*** Block opens ***

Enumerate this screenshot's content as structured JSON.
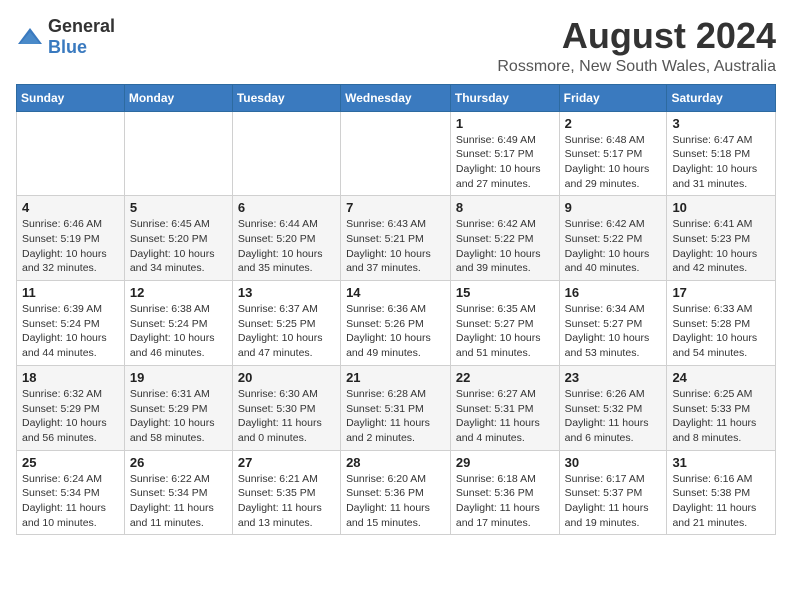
{
  "header": {
    "logo_general": "General",
    "logo_blue": "Blue",
    "main_title": "August 2024",
    "subtitle": "Rossmore, New South Wales, Australia"
  },
  "calendar": {
    "days_of_week": [
      "Sunday",
      "Monday",
      "Tuesday",
      "Wednesday",
      "Thursday",
      "Friday",
      "Saturday"
    ],
    "weeks": [
      [
        {
          "day": "",
          "detail": ""
        },
        {
          "day": "",
          "detail": ""
        },
        {
          "day": "",
          "detail": ""
        },
        {
          "day": "",
          "detail": ""
        },
        {
          "day": "1",
          "detail": "Sunrise: 6:49 AM\nSunset: 5:17 PM\nDaylight: 10 hours and 27 minutes."
        },
        {
          "day": "2",
          "detail": "Sunrise: 6:48 AM\nSunset: 5:17 PM\nDaylight: 10 hours and 29 minutes."
        },
        {
          "day": "3",
          "detail": "Sunrise: 6:47 AM\nSunset: 5:18 PM\nDaylight: 10 hours and 31 minutes."
        }
      ],
      [
        {
          "day": "4",
          "detail": "Sunrise: 6:46 AM\nSunset: 5:19 PM\nDaylight: 10 hours and 32 minutes."
        },
        {
          "day": "5",
          "detail": "Sunrise: 6:45 AM\nSunset: 5:20 PM\nDaylight: 10 hours and 34 minutes."
        },
        {
          "day": "6",
          "detail": "Sunrise: 6:44 AM\nSunset: 5:20 PM\nDaylight: 10 hours and 35 minutes."
        },
        {
          "day": "7",
          "detail": "Sunrise: 6:43 AM\nSunset: 5:21 PM\nDaylight: 10 hours and 37 minutes."
        },
        {
          "day": "8",
          "detail": "Sunrise: 6:42 AM\nSunset: 5:22 PM\nDaylight: 10 hours and 39 minutes."
        },
        {
          "day": "9",
          "detail": "Sunrise: 6:42 AM\nSunset: 5:22 PM\nDaylight: 10 hours and 40 minutes."
        },
        {
          "day": "10",
          "detail": "Sunrise: 6:41 AM\nSunset: 5:23 PM\nDaylight: 10 hours and 42 minutes."
        }
      ],
      [
        {
          "day": "11",
          "detail": "Sunrise: 6:39 AM\nSunset: 5:24 PM\nDaylight: 10 hours and 44 minutes."
        },
        {
          "day": "12",
          "detail": "Sunrise: 6:38 AM\nSunset: 5:24 PM\nDaylight: 10 hours and 46 minutes."
        },
        {
          "day": "13",
          "detail": "Sunrise: 6:37 AM\nSunset: 5:25 PM\nDaylight: 10 hours and 47 minutes."
        },
        {
          "day": "14",
          "detail": "Sunrise: 6:36 AM\nSunset: 5:26 PM\nDaylight: 10 hours and 49 minutes."
        },
        {
          "day": "15",
          "detail": "Sunrise: 6:35 AM\nSunset: 5:27 PM\nDaylight: 10 hours and 51 minutes."
        },
        {
          "day": "16",
          "detail": "Sunrise: 6:34 AM\nSunset: 5:27 PM\nDaylight: 10 hours and 53 minutes."
        },
        {
          "day": "17",
          "detail": "Sunrise: 6:33 AM\nSunset: 5:28 PM\nDaylight: 10 hours and 54 minutes."
        }
      ],
      [
        {
          "day": "18",
          "detail": "Sunrise: 6:32 AM\nSunset: 5:29 PM\nDaylight: 10 hours and 56 minutes."
        },
        {
          "day": "19",
          "detail": "Sunrise: 6:31 AM\nSunset: 5:29 PM\nDaylight: 10 hours and 58 minutes."
        },
        {
          "day": "20",
          "detail": "Sunrise: 6:30 AM\nSunset: 5:30 PM\nDaylight: 11 hours and 0 minutes."
        },
        {
          "day": "21",
          "detail": "Sunrise: 6:28 AM\nSunset: 5:31 PM\nDaylight: 11 hours and 2 minutes."
        },
        {
          "day": "22",
          "detail": "Sunrise: 6:27 AM\nSunset: 5:31 PM\nDaylight: 11 hours and 4 minutes."
        },
        {
          "day": "23",
          "detail": "Sunrise: 6:26 AM\nSunset: 5:32 PM\nDaylight: 11 hours and 6 minutes."
        },
        {
          "day": "24",
          "detail": "Sunrise: 6:25 AM\nSunset: 5:33 PM\nDaylight: 11 hours and 8 minutes."
        }
      ],
      [
        {
          "day": "25",
          "detail": "Sunrise: 6:24 AM\nSunset: 5:34 PM\nDaylight: 11 hours and 10 minutes."
        },
        {
          "day": "26",
          "detail": "Sunrise: 6:22 AM\nSunset: 5:34 PM\nDaylight: 11 hours and 11 minutes."
        },
        {
          "day": "27",
          "detail": "Sunrise: 6:21 AM\nSunset: 5:35 PM\nDaylight: 11 hours and 13 minutes."
        },
        {
          "day": "28",
          "detail": "Sunrise: 6:20 AM\nSunset: 5:36 PM\nDaylight: 11 hours and 15 minutes."
        },
        {
          "day": "29",
          "detail": "Sunrise: 6:18 AM\nSunset: 5:36 PM\nDaylight: 11 hours and 17 minutes."
        },
        {
          "day": "30",
          "detail": "Sunrise: 6:17 AM\nSunset: 5:37 PM\nDaylight: 11 hours and 19 minutes."
        },
        {
          "day": "31",
          "detail": "Sunrise: 6:16 AM\nSunset: 5:38 PM\nDaylight: 11 hours and 21 minutes."
        }
      ]
    ]
  }
}
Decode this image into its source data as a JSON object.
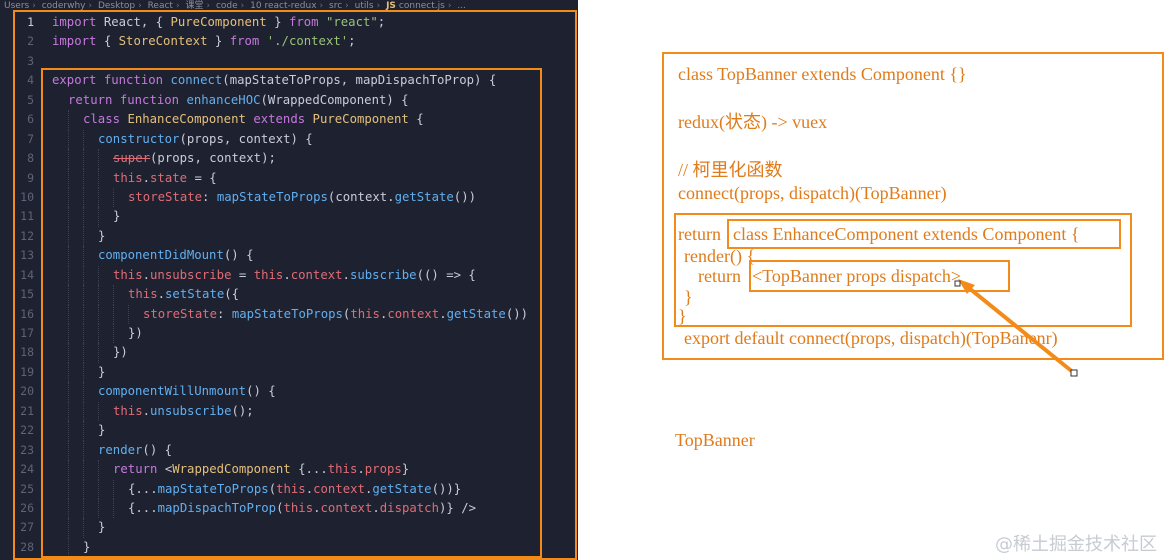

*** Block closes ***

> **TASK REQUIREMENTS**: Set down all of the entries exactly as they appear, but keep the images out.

> **ANSWER TO THIS TASK**:
Enumerate this screenshot's content as structured JSON.
{
  "header": {
    "logo_general": "General",
    "logo_blue": "Blue",
    "main_title": "August 2024",
    "subtitle": "Rossmore, New South Wales, Australia"
  },
  "calendar": {
    "days_of_week": [
      "Sunday",
      "Monday",
      "Tuesday",
      "Wednesday",
      "Thursday",
      "Friday",
      "Saturday"
    ],
    "weeks": [
      [
        {
          "day": "",
          "detail": ""
        },
        {
          "day": "",
          "detail": ""
        },
        {
          "day": "",
          "detail": ""
        },
        {
          "day": "",
          "detail": ""
        },
        {
          "day": "1",
          "detail": "Sunrise: 6:49 AM\nSunset: 5:17 PM\nDaylight: 10 hours and 27 minutes."
        },
        {
          "day": "2",
          "detail": "Sunrise: 6:48 AM\nSunset: 5:17 PM\nDaylight: 10 hours and 29 minutes."
        },
        {
          "day": "3",
          "detail": "Sunrise: 6:47 AM\nSunset: 5:18 PM\nDaylight: 10 hours and 31 minutes."
        }
      ],
      [
        {
          "day": "4",
          "detail": "Sunrise: 6:46 AM\nSunset: 5:19 PM\nDaylight: 10 hours and 32 minutes."
        },
        {
          "day": "5",
          "detail": "Sunrise: 6:45 AM\nSunset: 5:20 PM\nDaylight: 10 hours and 34 minutes."
        },
        {
          "day": "6",
          "detail": "Sunrise: 6:44 AM\nSunset: 5:20 PM\nDaylight: 10 hours and 35 minutes."
        },
        {
          "day": "7",
          "detail": "Sunrise: 6:43 AM\nSunset: 5:21 PM\nDaylight: 10 hours and 37 minutes."
        },
        {
          "day": "8",
          "detail": "Sunrise: 6:42 AM\nSunset: 5:22 PM\nDaylight: 10 hours and 39 minutes."
        },
        {
          "day": "9",
          "detail": "Sunrise: 6:42 AM\nSunset: 5:22 PM\nDaylight: 10 hours and 40 minutes."
        },
        {
          "day": "10",
          "detail": "Sunrise: 6:41 AM\nSunset: 5:23 PM\nDaylight: 10 hours and 42 minutes."
        }
      ],
      [
        {
          "day": "11",
          "detail": "Sunrise: 6:39 AM\nSunset: 5:24 PM\nDaylight: 10 hours and 44 minutes."
        },
        {
          "day": "12",
          "detail": "Sunrise: 6:38 AM\nSunset: 5:24 PM\nDaylight: 10 hours and 46 minutes."
        },
        {
          "day": "13",
          "detail": "Sunrise: 6:37 AM\nSunset: 5:25 PM\nDaylight: 10 hours and 47 minutes."
        },
        {
          "day": "14",
          "detail": "Sunrise: 6:36 AM\nSunset: 5:26 PM\nDaylight: 10 hours and 49 minutes."
        },
        {
          "day": "15",
          "detail": "Sunrise: 6:35 AM\nSunset: 5:27 PM\nDaylight: 10 hours and 51 minutes."
        },
        {
          "day": "16",
          "detail": "Sunrise: 6:34 AM\nSunset: 5:27 PM\nDaylight: 10 hours and 53 minutes."
        },
        {
          "day": "17",
          "detail": "Sunrise: 6:33 AM\nSunset: 5:28 PM\nDaylight: 10 hours and 54 minutes."
        }
      ],
      [
        {
          "day": "18",
          "detail": "Sunrise: 6:32 AM\nSunset: 5:29 PM\nDaylight: 10 hours and 56 minutes."
        },
        {
          "day": "19",
          "detail": "Sunrise: 6:31 AM\nSunset: 5:29 PM\nDaylight: 10 hours and 58 minutes."
        },
        {
          "day": "20",
          "detail": "Sunrise: 6:30 AM\nSunset: 5:30 PM\nDaylight: 11 hours and 0 minutes."
        },
        {
          "day": "21",
          "detail": "Sunrise: 6:28 AM\nSunset: 5:31 PM\nDaylight: 11 hours and 2 minutes."
        },
        {
          "day": "22",
          "detail": "Sunrise: 6:27 AM\nSunset: 5:31 PM\nDaylight: 11 hours and 4 minutes."
        },
        {
          "day": "23",
          "detail": "Sunrise: 6:26 AM\nSunset: 5:32 PM\nDaylight: 11 hours and 6 minutes."
        },
        {
          "day": "24",
          "detail": "Sunrise: 6:25 AM\nSunset: 5:33 PM\nDaylight: 11 hours and 8 minutes."
        }
      ],
      [
        {
          "day": "25",
          "detail": "Sunrise: 6:24 AM\nSunset: 5:34 PM\nDaylight: 11 hours and 10 minutes."
        },
        {
          "day": "26",
          "detail": "Sunrise: 6:22 AM\nSunset: 5:34 PM\nDaylight: 11 hours and 11 minutes."
        },
        {
          "day": "27",
          "detail": "Sunrise: 6:21 AM\nSunset: 5:35 PM\nDaylight: 11 hours and 13 minutes."
        },
        {
          "day": "28",
          "detail": "Sunrise: 6:20 AM\nSunset: 5:36 PM\nDaylight: 11 hours and 15 minutes."
        },
        {
          "day": "29",
          "detail": "Sunrise: 6:18 AM\nSunset: 5:36 PM\nDaylight: 11 hours and 17 minutes."
        },
        {
          "day": "30",
          "detail": "Sunrise: 6:17 AM\nSunset: 5:37 PM\nDaylight: 11 hours and 19 minutes."
        },
        {
          "day": "31",
          "detail": "Sunrise: 6:16 AM\nSunset: 5:38 PM\nDaylight: 11 hours and 21 minutes."
        }
      ]
    ]
  }
}
Decode this image into its source data as a JSON object.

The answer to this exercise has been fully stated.